*** Begin section ***
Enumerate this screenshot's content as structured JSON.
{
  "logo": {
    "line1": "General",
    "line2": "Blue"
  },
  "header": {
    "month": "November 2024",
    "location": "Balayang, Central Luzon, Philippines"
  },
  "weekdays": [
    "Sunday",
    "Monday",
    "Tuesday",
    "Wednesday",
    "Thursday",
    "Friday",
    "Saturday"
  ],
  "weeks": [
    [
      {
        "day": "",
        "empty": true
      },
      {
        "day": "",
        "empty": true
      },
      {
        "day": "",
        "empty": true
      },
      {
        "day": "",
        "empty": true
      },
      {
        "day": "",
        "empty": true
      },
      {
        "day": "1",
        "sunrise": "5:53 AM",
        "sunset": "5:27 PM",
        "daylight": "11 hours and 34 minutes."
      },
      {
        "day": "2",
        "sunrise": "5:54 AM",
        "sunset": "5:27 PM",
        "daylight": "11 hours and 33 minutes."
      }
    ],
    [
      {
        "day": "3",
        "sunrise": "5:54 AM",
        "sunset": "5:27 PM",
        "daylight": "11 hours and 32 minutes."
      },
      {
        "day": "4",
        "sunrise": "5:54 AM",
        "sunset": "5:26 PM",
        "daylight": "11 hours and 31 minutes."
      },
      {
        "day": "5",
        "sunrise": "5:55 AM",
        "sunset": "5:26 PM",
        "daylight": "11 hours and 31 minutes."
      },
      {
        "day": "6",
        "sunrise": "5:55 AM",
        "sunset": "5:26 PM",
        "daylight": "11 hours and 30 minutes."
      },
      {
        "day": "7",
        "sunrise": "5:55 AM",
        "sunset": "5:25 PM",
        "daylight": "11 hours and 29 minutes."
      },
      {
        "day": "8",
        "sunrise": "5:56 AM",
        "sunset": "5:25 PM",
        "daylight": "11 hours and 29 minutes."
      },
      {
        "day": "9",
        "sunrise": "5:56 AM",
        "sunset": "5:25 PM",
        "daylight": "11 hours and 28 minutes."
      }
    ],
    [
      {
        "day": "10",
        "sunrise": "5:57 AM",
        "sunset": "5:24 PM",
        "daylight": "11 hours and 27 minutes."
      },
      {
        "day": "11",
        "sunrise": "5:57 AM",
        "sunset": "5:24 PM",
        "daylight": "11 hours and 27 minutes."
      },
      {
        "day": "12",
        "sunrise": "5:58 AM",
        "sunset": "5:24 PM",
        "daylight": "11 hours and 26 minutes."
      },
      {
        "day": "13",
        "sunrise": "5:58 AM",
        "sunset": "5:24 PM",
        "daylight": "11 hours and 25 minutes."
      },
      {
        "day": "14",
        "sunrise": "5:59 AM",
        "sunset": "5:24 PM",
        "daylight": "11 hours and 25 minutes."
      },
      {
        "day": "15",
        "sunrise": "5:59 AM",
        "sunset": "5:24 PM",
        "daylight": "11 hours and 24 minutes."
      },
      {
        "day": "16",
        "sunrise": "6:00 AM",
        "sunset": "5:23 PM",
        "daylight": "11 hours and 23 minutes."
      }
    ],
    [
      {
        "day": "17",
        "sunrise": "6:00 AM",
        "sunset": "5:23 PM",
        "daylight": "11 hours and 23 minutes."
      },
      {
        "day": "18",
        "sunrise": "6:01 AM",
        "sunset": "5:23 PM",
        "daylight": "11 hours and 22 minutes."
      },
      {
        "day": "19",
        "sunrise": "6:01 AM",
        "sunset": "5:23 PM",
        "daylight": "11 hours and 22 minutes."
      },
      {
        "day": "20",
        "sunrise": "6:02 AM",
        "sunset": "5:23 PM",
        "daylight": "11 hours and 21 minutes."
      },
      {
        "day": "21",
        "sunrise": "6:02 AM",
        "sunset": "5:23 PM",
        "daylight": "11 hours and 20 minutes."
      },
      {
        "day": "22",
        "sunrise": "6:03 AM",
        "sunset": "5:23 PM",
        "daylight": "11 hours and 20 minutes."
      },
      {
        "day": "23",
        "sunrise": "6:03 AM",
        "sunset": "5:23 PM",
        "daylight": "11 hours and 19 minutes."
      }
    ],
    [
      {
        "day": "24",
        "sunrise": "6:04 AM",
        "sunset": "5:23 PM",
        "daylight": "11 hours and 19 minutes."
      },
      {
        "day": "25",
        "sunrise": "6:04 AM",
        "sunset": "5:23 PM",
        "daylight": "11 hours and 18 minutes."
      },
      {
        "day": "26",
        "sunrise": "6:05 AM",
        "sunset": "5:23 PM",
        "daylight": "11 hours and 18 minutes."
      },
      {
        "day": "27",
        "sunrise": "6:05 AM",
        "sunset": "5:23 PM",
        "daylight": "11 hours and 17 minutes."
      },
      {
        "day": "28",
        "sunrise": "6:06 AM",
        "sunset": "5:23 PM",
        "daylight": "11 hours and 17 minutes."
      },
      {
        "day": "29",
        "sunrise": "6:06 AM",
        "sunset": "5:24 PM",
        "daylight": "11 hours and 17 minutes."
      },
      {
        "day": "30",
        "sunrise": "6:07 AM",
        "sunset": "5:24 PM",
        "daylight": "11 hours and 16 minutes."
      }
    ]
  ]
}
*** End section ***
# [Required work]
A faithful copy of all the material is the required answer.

# [Answer box]
Enumerate this screenshot's content as structured JSON.
{
  "logo": {
    "line1": "General",
    "line2": "Blue"
  },
  "header": {
    "month": "November 2024",
    "location": "Balayang, Central Luzon, Philippines"
  },
  "weekdays": [
    "Sunday",
    "Monday",
    "Tuesday",
    "Wednesday",
    "Thursday",
    "Friday",
    "Saturday"
  ],
  "weeks": [
    [
      {
        "day": "",
        "empty": true
      },
      {
        "day": "",
        "empty": true
      },
      {
        "day": "",
        "empty": true
      },
      {
        "day": "",
        "empty": true
      },
      {
        "day": "",
        "empty": true
      },
      {
        "day": "1",
        "sunrise": "5:53 AM",
        "sunset": "5:27 PM",
        "daylight": "11 hours and 34 minutes."
      },
      {
        "day": "2",
        "sunrise": "5:54 AM",
        "sunset": "5:27 PM",
        "daylight": "11 hours and 33 minutes."
      }
    ],
    [
      {
        "day": "3",
        "sunrise": "5:54 AM",
        "sunset": "5:27 PM",
        "daylight": "11 hours and 32 minutes."
      },
      {
        "day": "4",
        "sunrise": "5:54 AM",
        "sunset": "5:26 PM",
        "daylight": "11 hours and 31 minutes."
      },
      {
        "day": "5",
        "sunrise": "5:55 AM",
        "sunset": "5:26 PM",
        "daylight": "11 hours and 31 minutes."
      },
      {
        "day": "6",
        "sunrise": "5:55 AM",
        "sunset": "5:26 PM",
        "daylight": "11 hours and 30 minutes."
      },
      {
        "day": "7",
        "sunrise": "5:55 AM",
        "sunset": "5:25 PM",
        "daylight": "11 hours and 29 minutes."
      },
      {
        "day": "8",
        "sunrise": "5:56 AM",
        "sunset": "5:25 PM",
        "daylight": "11 hours and 29 minutes."
      },
      {
        "day": "9",
        "sunrise": "5:56 AM",
        "sunset": "5:25 PM",
        "daylight": "11 hours and 28 minutes."
      }
    ],
    [
      {
        "day": "10",
        "sunrise": "5:57 AM",
        "sunset": "5:24 PM",
        "daylight": "11 hours and 27 minutes."
      },
      {
        "day": "11",
        "sunrise": "5:57 AM",
        "sunset": "5:24 PM",
        "daylight": "11 hours and 27 minutes."
      },
      {
        "day": "12",
        "sunrise": "5:58 AM",
        "sunset": "5:24 PM",
        "daylight": "11 hours and 26 minutes."
      },
      {
        "day": "13",
        "sunrise": "5:58 AM",
        "sunset": "5:24 PM",
        "daylight": "11 hours and 25 minutes."
      },
      {
        "day": "14",
        "sunrise": "5:59 AM",
        "sunset": "5:24 PM",
        "daylight": "11 hours and 25 minutes."
      },
      {
        "day": "15",
        "sunrise": "5:59 AM",
        "sunset": "5:24 PM",
        "daylight": "11 hours and 24 minutes."
      },
      {
        "day": "16",
        "sunrise": "6:00 AM",
        "sunset": "5:23 PM",
        "daylight": "11 hours and 23 minutes."
      }
    ],
    [
      {
        "day": "17",
        "sunrise": "6:00 AM",
        "sunset": "5:23 PM",
        "daylight": "11 hours and 23 minutes."
      },
      {
        "day": "18",
        "sunrise": "6:01 AM",
        "sunset": "5:23 PM",
        "daylight": "11 hours and 22 minutes."
      },
      {
        "day": "19",
        "sunrise": "6:01 AM",
        "sunset": "5:23 PM",
        "daylight": "11 hours and 22 minutes."
      },
      {
        "day": "20",
        "sunrise": "6:02 AM",
        "sunset": "5:23 PM",
        "daylight": "11 hours and 21 minutes."
      },
      {
        "day": "21",
        "sunrise": "6:02 AM",
        "sunset": "5:23 PM",
        "daylight": "11 hours and 20 minutes."
      },
      {
        "day": "22",
        "sunrise": "6:03 AM",
        "sunset": "5:23 PM",
        "daylight": "11 hours and 20 minutes."
      },
      {
        "day": "23",
        "sunrise": "6:03 AM",
        "sunset": "5:23 PM",
        "daylight": "11 hours and 19 minutes."
      }
    ],
    [
      {
        "day": "24",
        "sunrise": "6:04 AM",
        "sunset": "5:23 PM",
        "daylight": "11 hours and 19 minutes."
      },
      {
        "day": "25",
        "sunrise": "6:04 AM",
        "sunset": "5:23 PM",
        "daylight": "11 hours and 18 minutes."
      },
      {
        "day": "26",
        "sunrise": "6:05 AM",
        "sunset": "5:23 PM",
        "daylight": "11 hours and 18 minutes."
      },
      {
        "day": "27",
        "sunrise": "6:05 AM",
        "sunset": "5:23 PM",
        "daylight": "11 hours and 17 minutes."
      },
      {
        "day": "28",
        "sunrise": "6:06 AM",
        "sunset": "5:23 PM",
        "daylight": "11 hours and 17 minutes."
      },
      {
        "day": "29",
        "sunrise": "6:06 AM",
        "sunset": "5:24 PM",
        "daylight": "11 hours and 17 minutes."
      },
      {
        "day": "30",
        "sunrise": "6:07 AM",
        "sunset": "5:24 PM",
        "daylight": "11 hours and 16 minutes."
      }
    ]
  ]
}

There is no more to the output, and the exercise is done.